Ministers from the 19 countries sharing the euro were asked by their leaders in June to come up with a package of reforms by Dec. 13 that included a euro zone budget, changes to the ESM regional bailout fund, and a deposit guarantee scheme.
They have reached a deal on the euro zone budget and the ESM reform, but agreement on the European Deposit Insurance Scheme (EDIS) has proved elusive as several northern countries want to reduce the risk of bank failures across the bloc before jointly guaranteeing deposits.
Germany, which has for years been the most reluctant to the EDIS idea, finally opened the way to progress last month after Finance Minister Olaf Scholz presented a paper outlining conditions for Berlin’s support.
These included setting regulatory limits on how many bonds of a single sovereign a bank can hold in its portfolio and attaching a risk weight to bonds, now treated as risk-free, that would entail keeping higher capital by banks.
This has triggered protests in Italy, because limits on sovereign bond holdings are hard to swallow for a country that has 2.3 trillion euros ($2.54 trillion) of public debt held mainly domestically.
In a further complication to a euro zone deal, Scholz’s domestic political position was severely weakened after he lost elections for the leadership of his Social Democrats party, putting a question mark on the future of the coalition government of Chancellor Angela Merkel.
“The change of leadership of the German SPD lowers the chances of a quick deal on the euro zone integration package,” one senior euro zone official said.
Meanwhile, Rome, to make sure Italian banks will not be forced to limit Italian government bond holdings in the future, is threatening to withhold its consent to the already agreed ESM reform, talks on which closed in June.
Planned changes to the ESM treaty would reduce the risk of investors holding out for a better deal in a potential sovereign debt restructuring and give the bailout fund the possibility to mediate between the sovereign and investors.

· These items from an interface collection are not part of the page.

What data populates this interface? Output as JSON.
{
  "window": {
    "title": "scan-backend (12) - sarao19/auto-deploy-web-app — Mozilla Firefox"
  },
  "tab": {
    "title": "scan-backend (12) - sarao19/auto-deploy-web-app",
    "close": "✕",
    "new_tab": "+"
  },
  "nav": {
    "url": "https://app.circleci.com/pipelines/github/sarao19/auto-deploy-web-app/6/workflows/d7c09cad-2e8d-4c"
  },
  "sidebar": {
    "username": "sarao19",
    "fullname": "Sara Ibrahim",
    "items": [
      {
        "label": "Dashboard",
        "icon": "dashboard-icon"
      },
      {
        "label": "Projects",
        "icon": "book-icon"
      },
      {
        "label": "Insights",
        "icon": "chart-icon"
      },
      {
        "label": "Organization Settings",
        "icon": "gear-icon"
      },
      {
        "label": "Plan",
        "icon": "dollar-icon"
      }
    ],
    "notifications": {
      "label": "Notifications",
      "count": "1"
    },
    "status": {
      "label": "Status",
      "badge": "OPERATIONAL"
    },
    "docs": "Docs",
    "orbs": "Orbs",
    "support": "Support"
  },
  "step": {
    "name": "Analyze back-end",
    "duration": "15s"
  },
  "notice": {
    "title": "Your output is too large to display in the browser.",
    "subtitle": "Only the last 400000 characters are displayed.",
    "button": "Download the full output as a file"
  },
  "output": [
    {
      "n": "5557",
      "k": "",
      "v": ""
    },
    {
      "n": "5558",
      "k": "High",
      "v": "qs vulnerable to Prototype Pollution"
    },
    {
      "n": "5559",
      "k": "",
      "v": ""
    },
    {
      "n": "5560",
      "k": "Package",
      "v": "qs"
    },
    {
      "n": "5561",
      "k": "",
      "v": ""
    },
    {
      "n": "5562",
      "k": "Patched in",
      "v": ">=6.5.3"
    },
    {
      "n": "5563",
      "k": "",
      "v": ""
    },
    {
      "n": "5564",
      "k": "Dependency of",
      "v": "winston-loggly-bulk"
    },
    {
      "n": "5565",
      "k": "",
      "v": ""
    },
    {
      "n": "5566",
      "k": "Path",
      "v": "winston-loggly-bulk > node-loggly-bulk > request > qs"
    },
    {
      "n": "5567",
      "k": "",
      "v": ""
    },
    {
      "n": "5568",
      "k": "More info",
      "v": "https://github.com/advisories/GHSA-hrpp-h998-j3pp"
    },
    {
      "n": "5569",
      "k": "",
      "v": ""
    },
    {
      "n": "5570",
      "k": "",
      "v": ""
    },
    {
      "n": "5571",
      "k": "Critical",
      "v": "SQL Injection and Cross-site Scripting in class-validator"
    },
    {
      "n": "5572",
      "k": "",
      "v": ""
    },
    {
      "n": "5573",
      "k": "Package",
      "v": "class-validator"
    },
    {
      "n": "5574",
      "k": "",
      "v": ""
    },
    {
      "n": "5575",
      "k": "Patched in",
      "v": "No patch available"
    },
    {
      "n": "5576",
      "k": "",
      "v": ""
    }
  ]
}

Italian Economy Minister Roberto Gualtieri said last week euro zone countries would probably sign off on a reform of the ESM only in February, rather than in December as previously planned.
($1 = 0.9073 euros)
Reporting by Jan Strupczewski; Editing by Andrew Cawthorne